On a six hour car journey, conversation goes to a strange place. How many sheep are there in the UK? What's your favourite dinosaur? What's your favourite biscuit? What beauty standards are highland cows judged by? We learned a lot about each other and googled some things none of us had googled before. In Manchester we stayed in a hotel called Ram Lodge, which can only be described as prison like, with a shower I felt cleaner avoiding. We played in a vegetarian café called Fuel that night, where we also enjoyed the best food of the tour. Recommendations include the halloumi fish and chips and the breakfast fajita (I could not stop talking about how good that fajita was and quickly learned I was the biggest eater of the group). Manchester provided the most questionable accommodation and the smallest crowd. It provided the best food, and the first of many pints and late night conversations.
There's something to be said about playing to a tiny crowd (read the sound guy, the other band and two other people). We listened to bands and met musicians we would never meet otherwise and we got to do what we love every night. We got to create something. There's a quote from the film "Fighting with My Family" that goes something like "If millions of people aren't watching, it doesn't mean it's not important." Playing to a small crowd made me aware of how much I love just playing, regardless of who's listening. I love that atmosphere and the sharing experience of a bigger crowd, but there was a moment of contentment in Manchester where I realised how much I love simply playing.

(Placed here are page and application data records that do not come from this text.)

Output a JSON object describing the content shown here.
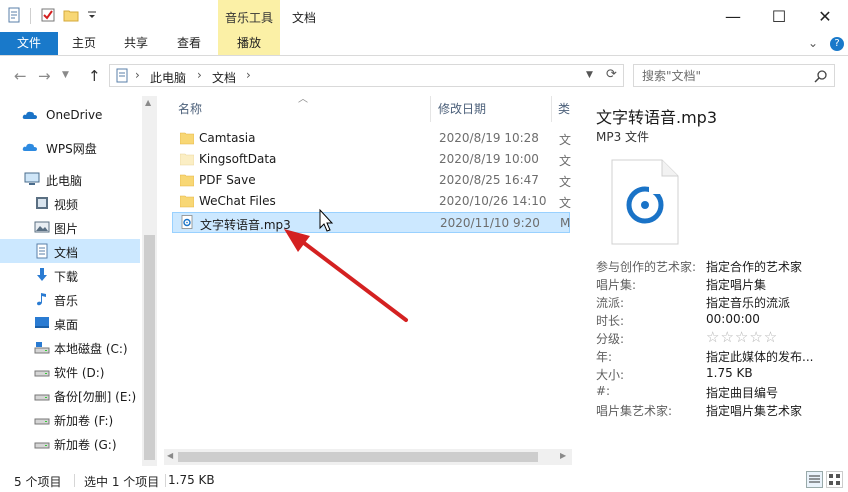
{
  "titlebar": {
    "context_group": "音乐工具",
    "window_title": "文档",
    "minimize": "—",
    "maximize": "☐",
    "close": "✕"
  },
  "ribbon": {
    "tabs": [
      "文件",
      "主页",
      "共享",
      "查看",
      "播放"
    ],
    "expand": "⌄",
    "help": "?"
  },
  "address": {
    "segments": [
      "此电脑",
      "文档"
    ],
    "search_placeholder": "搜索\"文档\""
  },
  "nav_pane": {
    "items": [
      {
        "label": "OneDrive",
        "icon": "cloud-icon"
      },
      {
        "label": "WPS网盘",
        "icon": "cloud-icon"
      },
      {
        "label": "此电脑",
        "icon": "computer-icon"
      },
      {
        "label": "视频",
        "icon": "video-icon"
      },
      {
        "label": "图片",
        "icon": "picture-icon"
      },
      {
        "label": "文档",
        "icon": "document-icon",
        "selected": true
      },
      {
        "label": "下载",
        "icon": "download-icon"
      },
      {
        "label": "音乐",
        "icon": "music-icon"
      },
      {
        "label": "桌面",
        "icon": "desktop-icon"
      },
      {
        "label": "本地磁盘 (C:)",
        "icon": "drive-icon"
      },
      {
        "label": "软件 (D:)",
        "icon": "drive-icon"
      },
      {
        "label": "备份[勿删] (E:)",
        "icon": "drive-icon"
      },
      {
        "label": "新加卷 (F:)",
        "icon": "drive-icon"
      },
      {
        "label": "新加卷 (G:)",
        "icon": "drive-icon"
      }
    ]
  },
  "file_list": {
    "columns": [
      "名称",
      "修改日期",
      "类"
    ],
    "rows": [
      {
        "name": "Camtasia",
        "date": "2020/8/19 10:28",
        "type": "文",
        "icon": "folder-icon"
      },
      {
        "name": "KingsoftData",
        "date": "2020/8/19 10:00",
        "type": "文",
        "icon": "folder-icon-empty"
      },
      {
        "name": "PDF Save",
        "date": "2020/8/25 16:47",
        "type": "文",
        "icon": "folder-icon"
      },
      {
        "name": "WeChat Files",
        "date": "2020/10/26 14:10",
        "type": "文",
        "icon": "folder-icon"
      },
      {
        "name": "文字转语音.mp3",
        "date": "2020/11/10 9:20",
        "type": "M",
        "icon": "mp3-file-icon",
        "selected": true
      }
    ]
  },
  "details": {
    "title": "文字转语音.mp3",
    "subtitle": "MP3 文件",
    "properties": [
      {
        "key": "参与创作的艺术家:",
        "value": "指定合作的艺术家"
      },
      {
        "key": "唱片集:",
        "value": "指定唱片集"
      },
      {
        "key": "流派:",
        "value": "指定音乐的流派"
      },
      {
        "key": "时长:",
        "value": "00:00:00"
      },
      {
        "key": "分级:",
        "value": "☆☆☆☆☆",
        "rating": 0
      },
      {
        "key": "年:",
        "value": "指定此媒体的发布..."
      },
      {
        "key": "大小:",
        "value": "1.75 KB"
      },
      {
        "key": "#:",
        "value": "指定曲目编号"
      },
      {
        "key": "唱片集艺术家:",
        "value": "指定唱片集艺术家"
      }
    ]
  },
  "status": {
    "count": "5 个项目",
    "selected": "选中 1 个项目",
    "size": "1.75 KB"
  },
  "colors": {
    "accent": "#1979ca",
    "context_tab": "#fbf0a6",
    "selection": "#cce8ff",
    "folder": "#f8d775",
    "arrow": "#d42121"
  }
}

Tuesday took us to Leeds, and we had the most fun playing there. None of us are sure why, although the local porter "Taddy" might have something to do with it. There was dancing, banter, great bands and many more pints to be had, rounded off by the most amazing late night take away pizza. I think Leeds was where we discovered none of us like going home before closing time. We also had the greatest bagels and an impressive game of Jenga in a café called The Doghouse. Turns out we all rule at Jenga.
Next up was Glasgow and the lack of sleep started to take hold. It didn't stop us from playing our third night of tour and enjoying another few rounds of beer and excellent company. Conversation brought us to morning time and we also had our third and forth days of rain. I learned my lesson not to point out when the sun comes out. It scares it away and brings out the grey clouds as it turns out. I also learned I have terrible taste in pizza toppings and cannot eat a meal without spilling on myself.
Edinburgh, Dunfirmline and Inverness followed with more delicious food, many more pints of Guinness and many more favourites to be discussed in the van. Loading, unloading, sound checks, check ins and check outs, miles and miles of road and lots of sheep along the way, I didn't grow tired of it. I mean, I was tired, but that was more due to copious amounts of alcohol, and not such copious amounts of sleep. Late night conversations, carrying amps through cobbled streets, the desperate search for the next cup of coffee. At the end of this tour, I feel I've found my place. I feel I'm part of something special. And with Guinness, dinosaurs and first class dancing in mind, what can I say but let's do it again.